Finding March Madness Futures Value
On Saturday, the NCAA Division 1 Men’s Basketball Selection Committee will present its first ever in-season look at the top 16 programs comprising the 68-team tournament field.
The body will finalize brackets on March 12, but the gesture is intended to drum up added interest for March Madness in February, as well as give teams and fans a general idea where it stands as the regular season comes to a close. For bettors, this means entering the futures market ahead of added public interest potentially draining value out of the tournament’s primary contenders. Let’s look ahead at 5Dimes review of the odds to see where one can buy-in.
Here’s what we know. The committee is going to lean on the Rating Percentage Index (RPI) heavily. This has proven an advantage for bettors and modelers for years. Created in 1981, the RPI is a measure of strength of schedule and how a team does against that schedule in D-1 contests only. Its biggest flaw is that it does not take margin of victory into account, making its predictive accuracy flimsy. It’s a results-oriented system, and it’s lousy.
Expect changes to the selection process in the future. The NCAA held a meeting in Indianapolis two weeks ago to discuss incorporating new metrics into the selection process to make it more accurate and fair. Predictive models like KenPom, Sagarin, and BPI are likely to enter the fray, as the committee creates some sort of composite index combining them with the results-oriented RPI. Nevertheless, any change in protocol will have to wait until next year as the NCAA conjures up and implements a new model.

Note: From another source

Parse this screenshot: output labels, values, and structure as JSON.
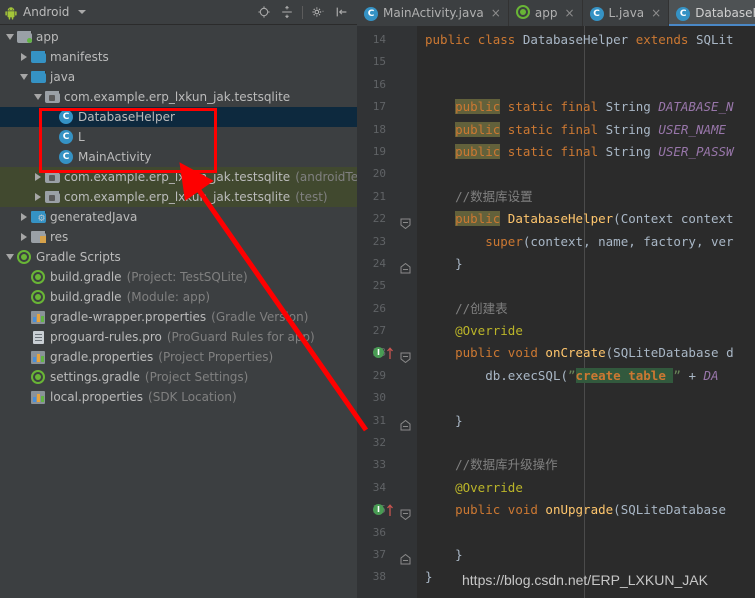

As of publication, Baylor, Villanova, Kansas, North Carolina, and Louisville make up the top 5 in the RPI standings. Barring a mid-week setback, expect all four No. 1 seeds to come from this group in Saturday’s announcement. If they hold the top spots in mid March is anyone’s guess, but it’s proven profitable to fade the No. 1 final adjusted RPI team prior to tournament time. One has to go all the way back to 2001 (Duke) to find a titleholder that nailed down the top spot headed into contest. Due note, however, 10 of the 16 victors came from the final group of five; seven from No. 3 and up.
There are a few benchmarks to look for in ferreting out potential champions in recent years. In the last 13 seasons, for example, every champion has owned a winning road record, enjoyed a 9-game win streak or better, averaged a double-digit margin of victory, and sported a 3-point percentage of 34 or higher for the year entering the tournament. Obviously, there is still a lot of time for contenders to hit these milestones. With this in mind, going back to preseason market projections is a powerful angle in February.
In the last decade, outside of UConn’s two titles (2010, 2013), the eventual champion ranked tied for sixth or higher on online sportsbook 5Dimes futures board prior to the season’s tip-off in November. This includes reigning champion Villanova (T-6, +2000), Duke twice (3rd, +1000 in 2014; 3rd, +800 in 2009), Louisville (T-2, +800), Kentucky (2nd, +500), UNC (T-6, +450), Kansas (3rd, +500) and Florida (1st, +500). The top six selections this season were Duke (+335), Kentucky (+650), Kansas (+900), Oregon (+1100), Villanova (+1250), and Michigan State (+1650). Bettors would be wise to review these teams prior to the committee’s announcement.
UCLA and Gonzaga top the current offerings at 5Dimes at +800 odds, but it’s the blue bloods in the preseason favorites screaming value, in particular Kansas (+1000) and Kentucky (+1200). The public backing on these two are at season lows. The Jayhawks are embroiled in several off-court issues and just had their 54-game winning streak at Allen Fieldhouse snapped by Iowa State. Head coach Bill Self’s squad, though, is still the team to beat in the Big 12, and will likely come out of the conference tournament victors and full of confidence.
Kentucky, likewise, is at their lowest after losing three of four games prior to Tuesday night’s 92-85 win over LSU. John Calipari’s revolving door of young talent often suffers midseason growing pains, so this is nothing new. It makes them stronger come March. Let’s not forget, the Wildcats lost four of seven entering the SEC tournament three years ago before rallying to win the NCAA championship game.
For a complete check on current NCAA Men’s Basketball Futures, head on over to SBR. Take advantage of the odds now, for the committee’s announcement could cause disadvantageous adjustments.